The EPA's Pacific Southwest region directed its enforcement actions to the nine sewage collection systems in the Sausalito and Mill Valley areas.
Deteriorated conditions of the sewer systems became evident when heavy rains overwhelmed the systems causing more than 5 million gallons to flow into Richardson and San Francisco bays earlier this year, the EPA said.
"These small, under-funded and under-managed systems will continue to pose threats to San Francisco Bay if communities fail to upgrade and maintain their systems sustainably," said Alexis Strauss, the EPA's Water Division director for the Pacific Southwest region.
"We urge the systems to begin to work together and invest in long-overdue assessment, repair and replacement of their wastewater infrastructure," Strauss said.
The EPA's orders require the sewage collection systems to employ strategies to reduce spills and in the short term, start aggressive sewer cleaning programs on the most problematic pipes. The EPA also called for inspection of the sewer pipes and to measure wet weather flows that are passed on to the sewerage treatment plants.
The EPA also called on the sewage collection systems in southern Marin County to develop plans to manage excess water flows and start long-term programs to repair and replace deteriorated sewer pipes and to work together to finance, operate and renew their wastewater infrastructure.
Stephen Danehy, manager of the Sewage Agency of Southern Marin's treatment plant, said he had not yet seen the EPA's report and recommendations, but that they sounded like a reinforcement of sewer system management plans each agency should already have in place.
"A coordinated approach would benefit us all in the long run," Danehy said this afternoon. "There would be far less expense doing it together," he said.

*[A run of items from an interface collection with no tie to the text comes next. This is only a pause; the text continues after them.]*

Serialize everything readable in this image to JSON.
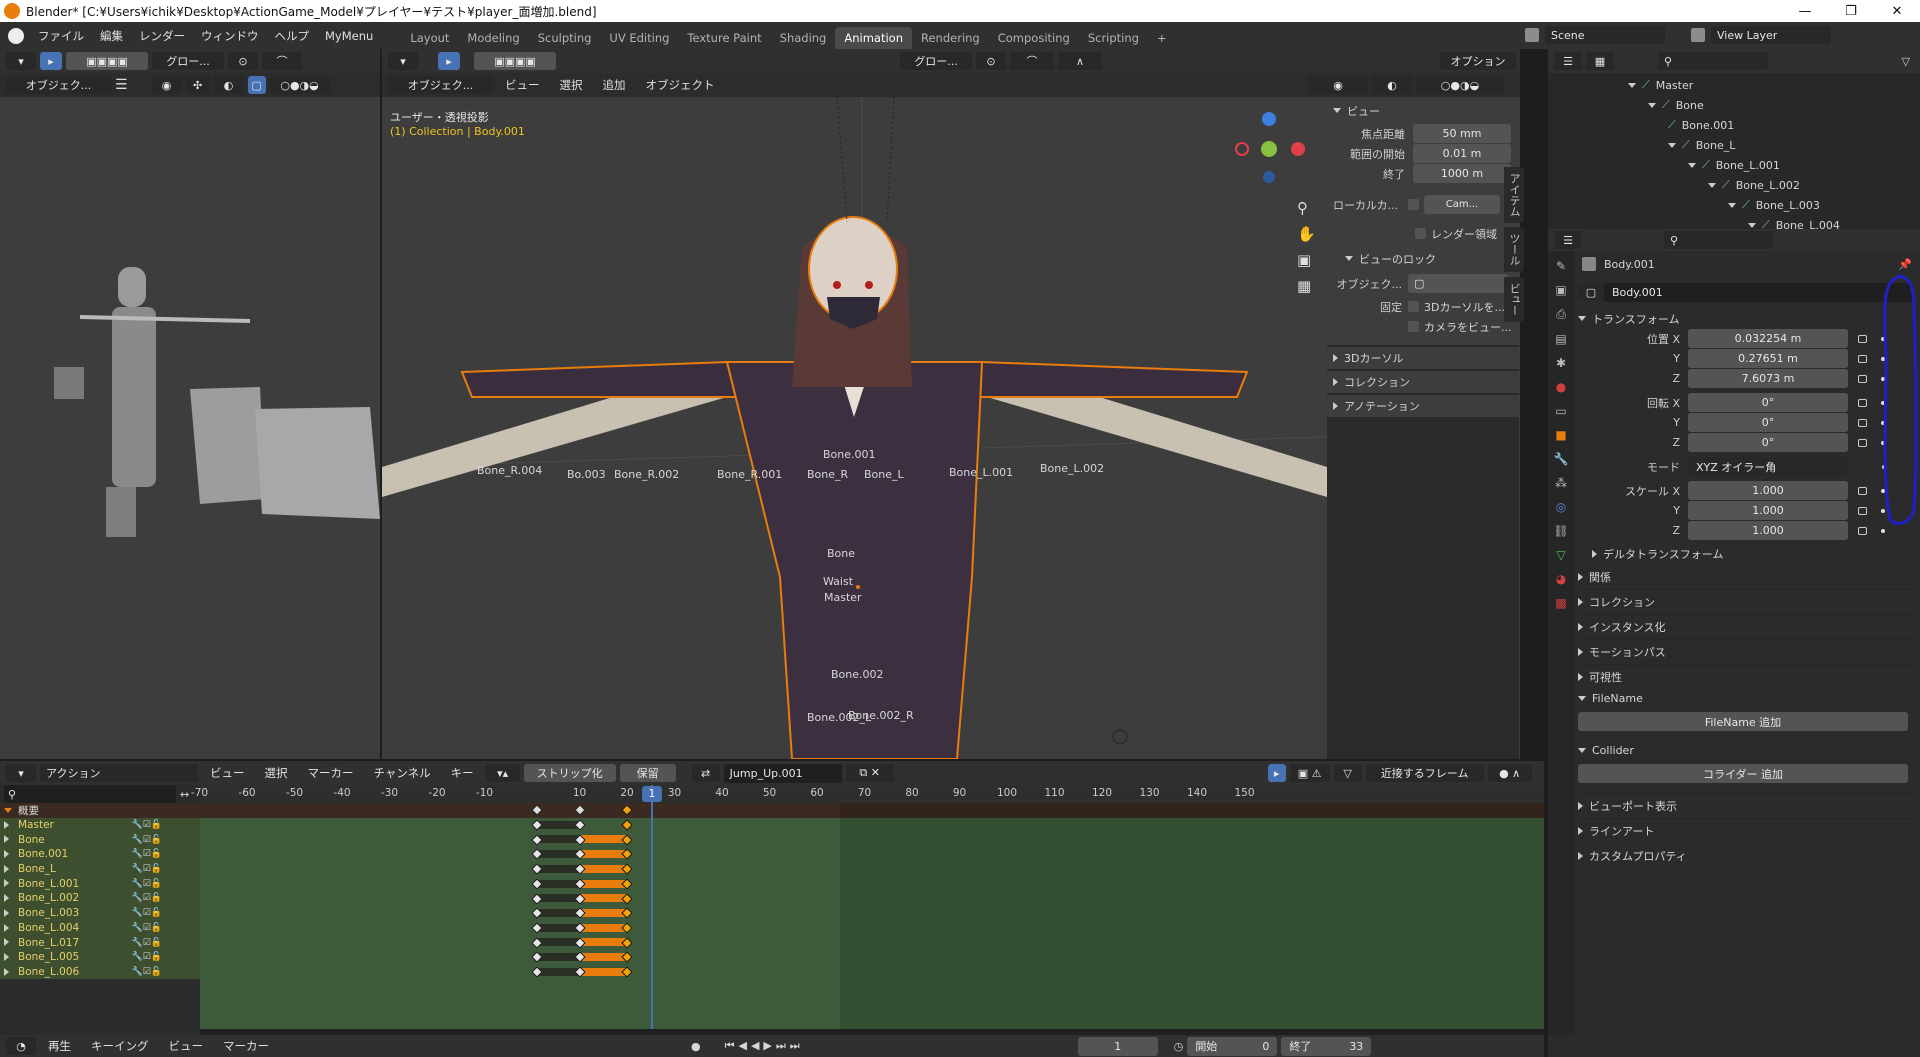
{
  "window": {
    "title": "Blender* [C:¥Users¥ichik¥Desktop¥ActionGame_Model¥プレイヤー¥テスト¥player_面増加.blend]",
    "minimize": "—",
    "maximize": "❐",
    "close": "✕"
  },
  "menubar": {
    "items": [
      "ファイル",
      "編集",
      "レンダー",
      "ウィンドウ",
      "ヘルプ",
      "MyMenu"
    ]
  },
  "workspaces": {
    "tabs": [
      "Layout",
      "Modeling",
      "Sculpting",
      "UV Editing",
      "Texture Paint",
      "Shading",
      "Animation",
      "Rendering",
      "Compositing",
      "Scripting"
    ],
    "active": "Animation",
    "add": "+"
  },
  "scene": {
    "label": "Scene",
    "view_layer": "View Layer"
  },
  "left_view": {
    "mode": "オブジェク...",
    "transform": "グロー..."
  },
  "main_view": {
    "mode": "オブジェク...",
    "menus": [
      "ビュー",
      "選択",
      "追加",
      "オブジェクト"
    ],
    "overlay_title": "ユーザー・透視投影",
    "overlay_sub": "(1) Collection | Body.001",
    "transform": "グロー...",
    "options": "オプション"
  },
  "bones": [
    {
      "t": "Bone.001"
    },
    {
      "t": "Bone_R.002"
    },
    {
      "t": "Bone_R.001"
    },
    {
      "t": "Bone_R"
    },
    {
      "t": "Bone_L"
    },
    {
      "t": "Bone_L.001"
    },
    {
      "t": "Bone_L.002"
    },
    {
      "t": "Bone"
    },
    {
      "t": "Waist"
    },
    {
      "t": "Master"
    },
    {
      "t": "Bone.002"
    },
    {
      "t": "Bone.002_L"
    },
    {
      "t": "Bone.002_R"
    },
    {
      "t": "Bo.003"
    },
    {
      "t": "Bone_R.004"
    }
  ],
  "npanel": {
    "view_header": "ビュー",
    "focal_label": "焦点距離",
    "focal": "50 mm",
    "clip_start_label": "範囲の開始",
    "clip_start": "0.01 m",
    "clip_end_label": "終了",
    "clip_end": "1000 m",
    "local_cam_label": "ローカルカ...",
    "local_cam": "Cam...",
    "render_region": "レンダー領域",
    "view_lock": "ビューのロック",
    "lock_obj_label": "オブジェク...",
    "lock_label": "固定",
    "lock_cursor": "3Dカーソルを...",
    "lock_camera": "カメラをビュー...",
    "cursor3d": "3Dカーソル",
    "collection": "コレクション",
    "annotation": "アノテーション",
    "tabs": [
      "アイテム",
      "ツール",
      "ビュー"
    ]
  },
  "outliner": {
    "items": [
      {
        "name": "Master",
        "depth": 0
      },
      {
        "name": "Bone",
        "depth": 1
      },
      {
        "name": "Bone.001",
        "depth": 2
      },
      {
        "name": "Bone_L",
        "depth": 2
      },
      {
        "name": "Bone_L.001",
        "depth": 3
      },
      {
        "name": "Bone_L.002",
        "depth": 4
      },
      {
        "name": "Bone_L.003",
        "depth": 5
      },
      {
        "name": "Bone_L.004",
        "depth": 6
      }
    ]
  },
  "properties": {
    "object_name": "Body.001",
    "data_name": "Body.001",
    "transform_header": "トランスフォーム",
    "loc_x_label": "位置 X",
    "loc_x": "0.032254 m",
    "loc_y": "0.27651 m",
    "loc_z": "7.6073 m",
    "rot_x_label": "回転 X",
    "rot_x": "0°",
    "rot_y": "0°",
    "rot_z": "0°",
    "mode_label": "モード",
    "mode": "XYZ オイラー角",
    "scale_x_label": "スケール X",
    "scale_x": "1.000",
    "scale_y": "1.000",
    "scale_z": "1.000",
    "y_label": "Y",
    "z_label": "Z",
    "delta": "デルタトランスフォーム",
    "sections": [
      "関係",
      "コレクション",
      "インスタンス化",
      "モーションパス",
      "可視性"
    ],
    "filename_header": "FileName",
    "filename_btn": "FileName 追加",
    "collider_header": "Collider",
    "collider_btn": "コライダー 追加",
    "sections2": [
      "ビューポート表示",
      "ラインアート",
      "カスタムプロパティ"
    ]
  },
  "dopesheet": {
    "mode": "アクション",
    "menus": [
      "ビュー",
      "選択",
      "マーカー",
      "チャンネル",
      "キー"
    ],
    "push_down": "ストリップ化",
    "stash": "保留",
    "action": "Jump_Up.001",
    "snap": "近接するフレーム",
    "ruler": [
      "-70",
      "-60",
      "-50",
      "-40",
      "-30",
      "-20",
      "-10",
      "1",
      "10",
      "20",
      "30",
      "40",
      "50",
      "60",
      "70",
      "80",
      "90",
      "100",
      "110",
      "120",
      "130",
      "140",
      "150"
    ],
    "current_frame": "1",
    "summary": "概要",
    "channels": [
      "Master",
      "Bone",
      "Bone.001",
      "Bone_L",
      "Bone_L.001",
      "Bone_L.002",
      "Bone_L.003",
      "Bone_L.004",
      "Bone_L.017",
      "Bone_L.005",
      "Bone_L.006"
    ]
  },
  "footer": {
    "menus": [
      "再生",
      "キーイング",
      "ビュー",
      "マーカー"
    ],
    "frame": "1",
    "start_label": "開始",
    "start": "0",
    "end_label": "終了",
    "end": "33"
  },
  "colors": {
    "accent": "#4772b3",
    "selected": "#e87d0d",
    "keyframe": "#f0a30a",
    "panel_bg": "#303030",
    "viewport_bg": "#3d3d3d"
  }
}
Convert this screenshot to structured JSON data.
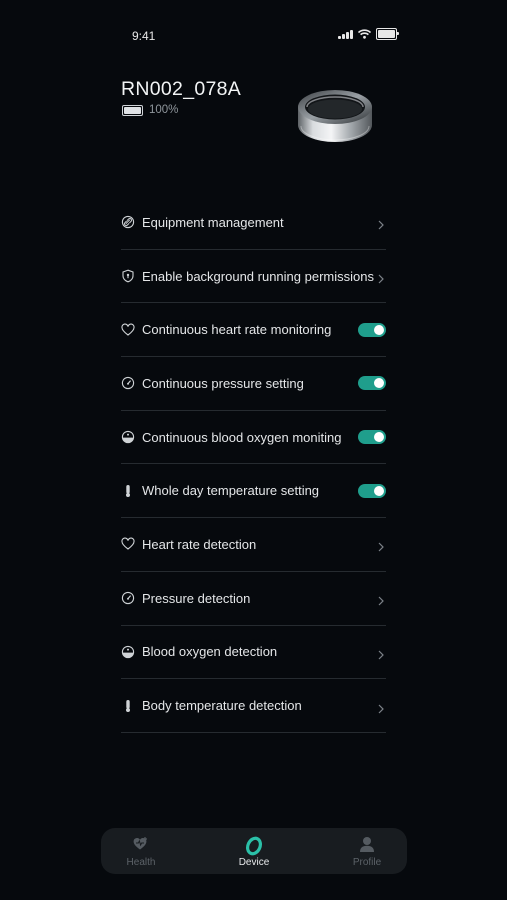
{
  "status_bar": {
    "time": "9:41"
  },
  "device": {
    "name": "RN002_078A",
    "battery_text": "100%",
    "battery_level": 1.0
  },
  "menu": [
    {
      "label": "Equipment management",
      "icon": "link-icon",
      "control": "chevron"
    },
    {
      "label": "Enable background running permissions",
      "icon": "shield-icon",
      "control": "chevron"
    },
    {
      "label": "Continuous heart rate monitoring",
      "icon": "heart-icon",
      "control": "toggle",
      "on": true
    },
    {
      "label": "Continuous pressure setting",
      "icon": "gauge-icon",
      "control": "toggle",
      "on": true
    },
    {
      "label": "Continuous blood oxygen moniting",
      "icon": "blood-oxygen-icon",
      "control": "toggle",
      "on": true
    },
    {
      "label": "Whole day temperature setting",
      "icon": "thermometer-icon",
      "control": "toggle",
      "on": true
    },
    {
      "label": "Heart rate detection",
      "icon": "heart-icon",
      "control": "chevron"
    },
    {
      "label": "Pressure detection",
      "icon": "gauge-icon",
      "control": "chevron"
    },
    {
      "label": "Blood oxygen detection",
      "icon": "blood-oxygen-icon",
      "control": "chevron"
    },
    {
      "label": "Body temperature detection",
      "icon": "thermometer-icon",
      "control": "chevron"
    }
  ],
  "tabs": [
    {
      "label": "Health",
      "icon": "heart-plus-icon",
      "active": false
    },
    {
      "label": "Device",
      "icon": "ring-icon",
      "active": true
    },
    {
      "label": "Profile",
      "icon": "person-icon",
      "active": false
    }
  ],
  "colors": {
    "background": "#06090d",
    "accent": "#1f9e8c",
    "divider": "#262b30",
    "tab_bar": "#181c20"
  }
}
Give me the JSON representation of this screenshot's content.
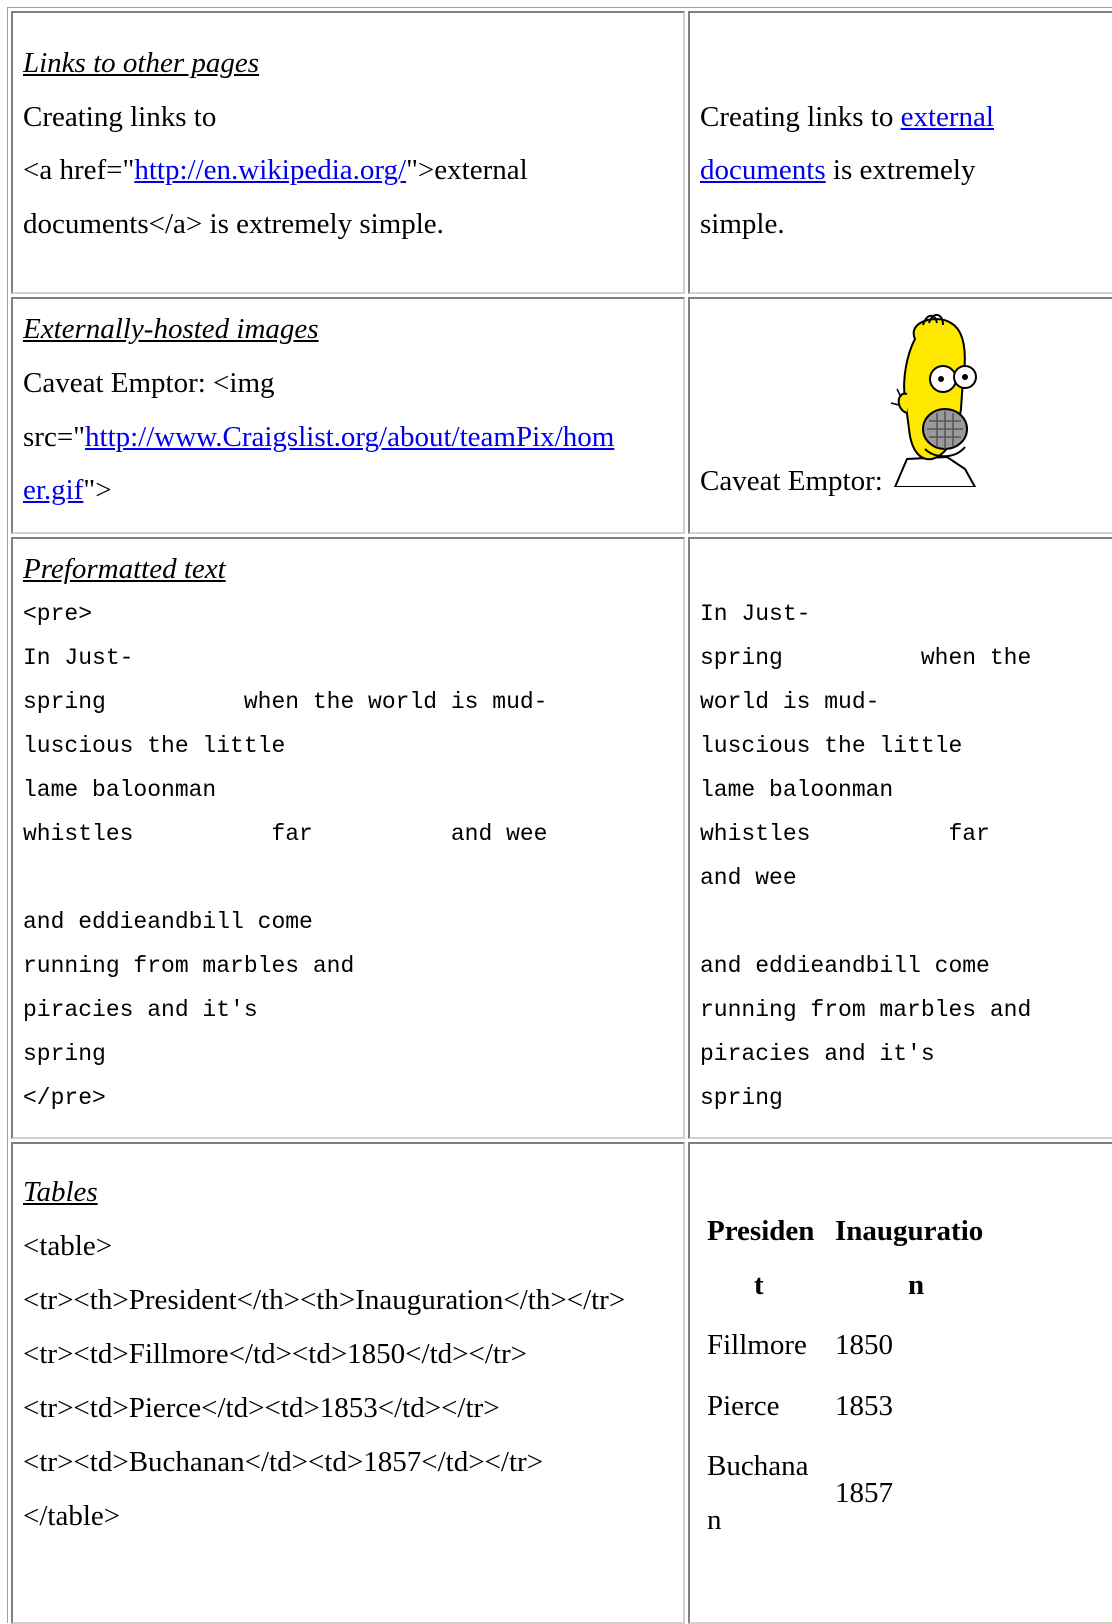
{
  "row1": {
    "heading": "Links to other pages",
    "src_line1": "Creating links to",
    "src_line2_a": "<a href=\"",
    "src_line2_link": "http://en.wikipedia.org/",
    "src_line2_b": "\">external",
    "src_line3": "documents</a> is extremely simple.",
    "render_pre": "Creating links to ",
    "render_link1": "external",
    "render_link2": "documents",
    "render_post": " is extremely",
    "render_line3": "simple."
  },
  "row2": {
    "heading": "Externally-hosted images",
    "src_line1": "Caveat Emptor: <img",
    "src_line2_a": "src=\"",
    "src_line2_link": "http://www.Craigslist.org/about/teamPix/hom",
    "src_line3_link": "er.gif",
    "src_line3_b": "\">",
    "render_text": "Caveat Emptor:",
    "image_icon": "homer-simpson-icon"
  },
  "row3": {
    "heading": "Preformatted text",
    "src_lines": [
      "<pre>",
      "In Just-",
      "spring          when the world is mud-",
      "luscious the little",
      "lame baloonman",
      "whistles          far          and wee",
      "",
      "and eddieandbill come",
      "running from marbles and",
      "piracies and it's",
      "spring",
      "</pre>"
    ],
    "render_lines": [
      "In Just-",
      "spring          when the",
      "world is mud-",
      "luscious the little",
      "lame baloonman",
      "whistles          far",
      "and wee",
      "",
      "and eddieandbill come",
      "running from marbles and",
      "piracies and it's",
      "spring"
    ]
  },
  "row4": {
    "heading": "Tables",
    "src_lines": [
      "<table>",
      "<tr><th>President</th><th>Inauguration</th></tr>",
      "<tr><td>Fillmore</td><td>1850</td></tr>",
      "<tr><td>Pierce</td><td>1853</td></tr>",
      "<tr><td>Buchanan</td><td>1857</td></tr>",
      "</table>"
    ],
    "th1_a": "Presiden",
    "th1_b": "t",
    "th2_a": "Inauguratio",
    "th2_b": "n",
    "r1c1": "Fillmore",
    "r1c2": "1850",
    "r2c1": "Pierce",
    "r2c2": "1853",
    "r3c1_a": "Buchana",
    "r3c1_b": "n",
    "r3c2": "1857"
  }
}
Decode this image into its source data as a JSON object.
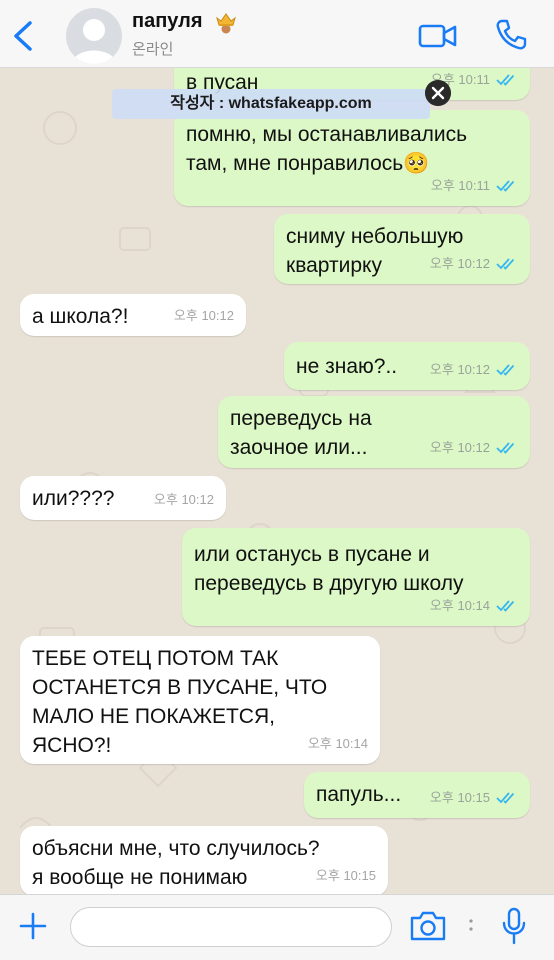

The 5 million gallons that spilled into Richardson Bay happened at the Sewage Agency of Southern Marin's treatment plant on Jan. 25 and 31. The EPA found that deteriorating pipes combined with extreme peak flows from rainwater overwhelmed the plant causing storm water and partially treated sewage to exceed the capacity of holding basins on Jan. 25.
The EPA said the Jan. 21 spill was caused when the plant failed to operate all its discharge pumps to achieve higher levels of treatment offsite.
Danehy said the Sewage Agency of Southern Marin is still working on correcting immediate deficiencies. A contractor next week will begin replacing 25-year-old effluent pumps that remove water from the plant, he said.